In-store fulfillment requires in-store labor.  Another trend is affecting the seasonal workforce planning of larger retailers: in-store pickup of online orders, shipments between stores, and other store-based fulfillment processes. “Often instead of product coming from a distribution center, it comes from nearby stores,” says Fowler. This may require more staffing behind the scenes at retail locations to execute shipping and handle returns. 

The logistics of retail becomes ever more complex. As online retail grows, there’s a greater focus on logistics and related staffing, says Fowler. Large retailers, whether primarily online or brick-and-mortar, may find 2017 the most challenging year yet to recruit the tech talent they need to prepare their logistics systems for peak season. 

The unemployment rate in information technology jobs has been under 3 percent this year, a daunting sign for retailer tech recruiters.

Qualified drivers are getting even harder to find. “UPS and Fedex will need to ramp up their hiring earlier this year,” given retail’s healthy growth, especially online, Fowler says. Staffing firms that can effectively prescreen candidates for these job can make themselves useful to retailers of any size that must hire drivers.

Warehouse workers are working elbow-to-actuator with robots. Large retailers with substantial warehouse operations are bringing in robots by the thousands, especially for pick and pack. This holiday season, automation will continue to cut into the demand for human packers. It will also expand the need for human operators to oversee and troubleshoot the silicon legion.

Full employment means seasonal wages must rise (faster). Unemployment has been hovering just above 4 percent for months, so for this holiday season “wage inflation will be sparked somewhat,” says Dyer. 

The moral for retailers is to pay a little more for better workers.

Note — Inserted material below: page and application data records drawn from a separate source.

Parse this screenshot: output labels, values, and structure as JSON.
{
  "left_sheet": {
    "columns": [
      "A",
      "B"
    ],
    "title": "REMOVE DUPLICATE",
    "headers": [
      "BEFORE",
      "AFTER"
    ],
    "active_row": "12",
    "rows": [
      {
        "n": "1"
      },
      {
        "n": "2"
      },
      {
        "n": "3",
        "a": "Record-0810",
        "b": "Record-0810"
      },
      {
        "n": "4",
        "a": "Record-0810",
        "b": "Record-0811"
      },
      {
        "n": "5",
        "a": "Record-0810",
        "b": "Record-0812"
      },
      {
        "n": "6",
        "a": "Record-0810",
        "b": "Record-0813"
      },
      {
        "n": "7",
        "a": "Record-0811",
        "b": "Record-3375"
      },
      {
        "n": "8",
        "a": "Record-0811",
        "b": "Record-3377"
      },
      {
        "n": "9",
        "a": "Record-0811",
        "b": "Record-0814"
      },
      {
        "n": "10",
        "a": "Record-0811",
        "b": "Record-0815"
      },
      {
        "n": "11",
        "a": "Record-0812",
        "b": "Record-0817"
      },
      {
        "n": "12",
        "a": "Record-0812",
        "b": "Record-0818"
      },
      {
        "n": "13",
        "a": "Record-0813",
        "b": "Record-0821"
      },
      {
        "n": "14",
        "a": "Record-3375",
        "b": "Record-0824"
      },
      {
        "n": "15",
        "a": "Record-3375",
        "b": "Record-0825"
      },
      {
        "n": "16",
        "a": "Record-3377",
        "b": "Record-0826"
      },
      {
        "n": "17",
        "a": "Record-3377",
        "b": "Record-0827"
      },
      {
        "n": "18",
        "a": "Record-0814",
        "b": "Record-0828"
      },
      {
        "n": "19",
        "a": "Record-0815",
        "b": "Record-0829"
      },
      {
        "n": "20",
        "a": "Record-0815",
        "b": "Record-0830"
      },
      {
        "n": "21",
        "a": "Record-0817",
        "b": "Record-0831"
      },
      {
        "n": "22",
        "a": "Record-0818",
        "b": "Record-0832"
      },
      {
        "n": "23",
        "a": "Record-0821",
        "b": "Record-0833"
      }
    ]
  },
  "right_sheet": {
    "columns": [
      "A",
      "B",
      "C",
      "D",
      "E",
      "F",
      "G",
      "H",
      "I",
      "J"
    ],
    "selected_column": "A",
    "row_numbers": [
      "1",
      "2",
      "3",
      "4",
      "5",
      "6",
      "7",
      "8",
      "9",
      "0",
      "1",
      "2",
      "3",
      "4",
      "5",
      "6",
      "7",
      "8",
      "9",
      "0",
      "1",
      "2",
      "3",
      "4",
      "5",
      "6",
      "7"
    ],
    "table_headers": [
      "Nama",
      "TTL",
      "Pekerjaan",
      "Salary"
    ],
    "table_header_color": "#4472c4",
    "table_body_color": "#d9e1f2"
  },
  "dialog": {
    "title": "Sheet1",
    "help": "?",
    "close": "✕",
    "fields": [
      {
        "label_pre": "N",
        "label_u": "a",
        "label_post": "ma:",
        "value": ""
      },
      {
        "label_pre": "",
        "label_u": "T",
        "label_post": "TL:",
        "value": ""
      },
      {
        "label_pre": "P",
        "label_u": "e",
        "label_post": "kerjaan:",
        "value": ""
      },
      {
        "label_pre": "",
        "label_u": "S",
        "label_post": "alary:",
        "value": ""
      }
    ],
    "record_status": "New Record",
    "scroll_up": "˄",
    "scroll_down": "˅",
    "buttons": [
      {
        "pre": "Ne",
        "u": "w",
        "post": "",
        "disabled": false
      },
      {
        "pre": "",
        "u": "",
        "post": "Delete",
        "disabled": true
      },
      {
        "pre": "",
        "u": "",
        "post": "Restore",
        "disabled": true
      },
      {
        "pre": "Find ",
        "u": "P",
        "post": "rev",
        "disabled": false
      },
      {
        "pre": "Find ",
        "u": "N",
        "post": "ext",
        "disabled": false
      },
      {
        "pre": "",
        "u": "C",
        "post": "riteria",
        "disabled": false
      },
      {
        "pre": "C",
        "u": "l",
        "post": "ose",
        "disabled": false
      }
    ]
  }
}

Competition on pay will become increasingly visible to candidates, Fowler says. “Retailers are going to advertise what they pay, which didn’t happen in the past.”